A change in hormone levels can affect your cycle or fertility. For example, teens tend to have low or changing progesterone levels. This is also true for women close to menopause. That is why teens and women in their 40s may have heavy menstrual bleeding and cycles that change in length.

Other things can change your cycle. They include birth control pills, low body fat, losing a lot of weight, or being overweight. Stress or very hard exercise also can change your cycle. Pregnancy is the most common cause of a missed period.

What common symptoms are linked to the menstrual cycle?

Some women have no pain or other problems. But other women have symptoms before and during their periods.

1|2

WebMD Medical Reference from Healthwise

Last Updated: March 20, 2013
This information is not intended to replace the advice of a doctor. Healthwise disclaims any liability for the decisions you make based on this information.
Next Article:
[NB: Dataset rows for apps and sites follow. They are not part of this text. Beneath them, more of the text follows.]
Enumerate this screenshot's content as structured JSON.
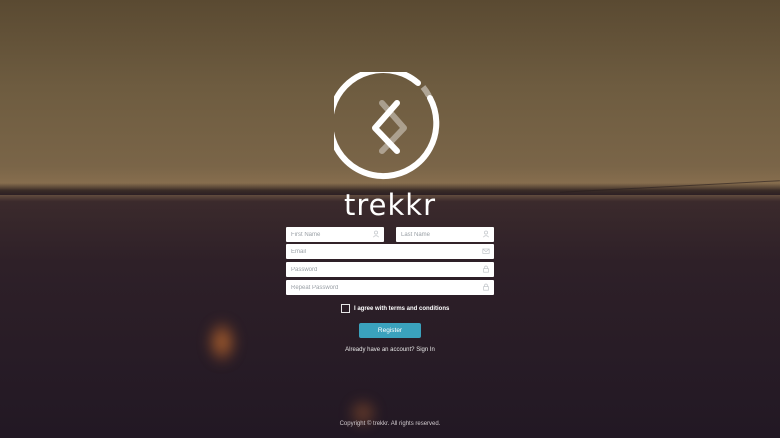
{
  "brand": {
    "name": "trekkr"
  },
  "form": {
    "first_name_placeholder": "First Name",
    "last_name_placeholder": "Last Name",
    "email_placeholder": "Email",
    "password_placeholder": "Password",
    "repeat_password_placeholder": "Repeat Password",
    "terms_label": "I agree with terms and conditions",
    "register_label": "Register",
    "signin_prompt": "Already have an account?",
    "signin_link": "Sign In"
  },
  "footer": {
    "copyright": "Copyright © trekkr. All rights reserved."
  },
  "icons": {
    "first_name": "user-icon",
    "last_name": "user-icon",
    "email": "envelope-icon",
    "password": "lock-icon",
    "repeat_password": "lock-icon",
    "logo": "chevron-left-circle-icon"
  },
  "colors": {
    "accent": "#3aa2bd"
  }
}
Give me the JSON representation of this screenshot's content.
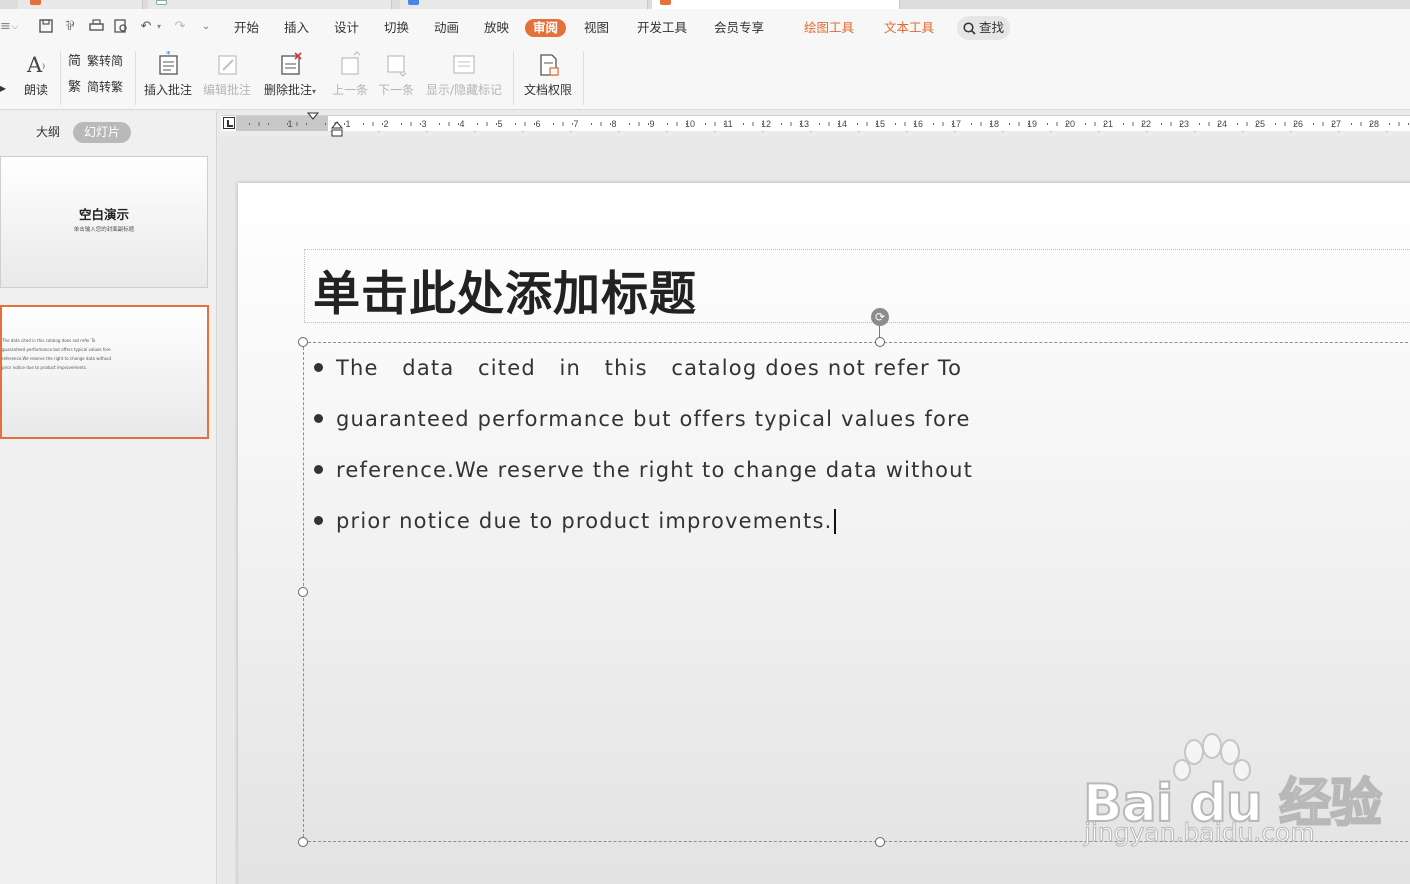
{
  "menu": {
    "items": [
      "开始",
      "插入",
      "设计",
      "切换",
      "动画",
      "放映",
      "审阅",
      "视图",
      "开发工具",
      "会员专享"
    ],
    "active": "审阅",
    "context_tabs": [
      "绘图工具",
      "文本工具"
    ],
    "search_label": "查找"
  },
  "ribbon": {
    "read_aloud": "朗读",
    "trad_to_simp": "繁转简",
    "simp_to_trad": "简转繁",
    "insert_comment": "插入批注",
    "edit_comment": "编辑批注",
    "delete_comment": "删除批注",
    "prev": "上一条",
    "next": "下一条",
    "show_hide_markup": "显示/隐藏标记",
    "doc_permission": "文档权限"
  },
  "left_panel": {
    "tab_outline": "大纲",
    "tab_slides": "幻灯片",
    "thumb1_title": "空白演示",
    "thumb1_subtitle": "单击输入您的封面副标题",
    "thumb2_lines": [
      "The data cited in this catalog does not refer To",
      "guaranteed performance but offers typical values fore",
      "reference.We reserve the right to change data without",
      "prior notice due to product improvements."
    ]
  },
  "ruler": {
    "ticks": [
      "1",
      "1",
      "2",
      "3",
      "4",
      "5",
      "6",
      "7",
      "8",
      "9",
      "10",
      "11",
      "12",
      "13",
      "14",
      "15",
      "16",
      "17",
      "18",
      "19",
      "20",
      "21",
      "22",
      "23",
      "24",
      "25",
      "26",
      "27",
      "28",
      "2"
    ]
  },
  "slide": {
    "title": "单击此处添加标题",
    "bullets": [
      "The   data   cited   in   this   catalog does not refer To",
      "guaranteed performance but offers typical values fore",
      "reference.We reserve the right to change data without",
      "prior notice due to product improvements."
    ]
  },
  "watermark": {
    "brand": "Bai du 经验",
    "url": "jingyan.baidu.com"
  },
  "colors": {
    "accent": "#e4713a",
    "context_tab": "#e36c2c"
  }
}
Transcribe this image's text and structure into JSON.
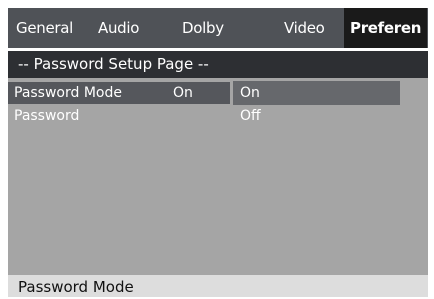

Today on WebMD

woman looking in mirror
Article
Woman resting on fitness ball
Evaluator
 
woman collapsed over laundry
Quiz
Public restroom door sign
Slideshow
 
Couple with troubles
Article
Bone density illustration
VIDEO
 
Young woman being vaccinated
Slideshow
woman holding hand to ear
Slideshow
 
Blood pressure check
Slideshow
mother and daughter talking
Evaluator
 
intimate couple
Article
puppy eating
Slideshow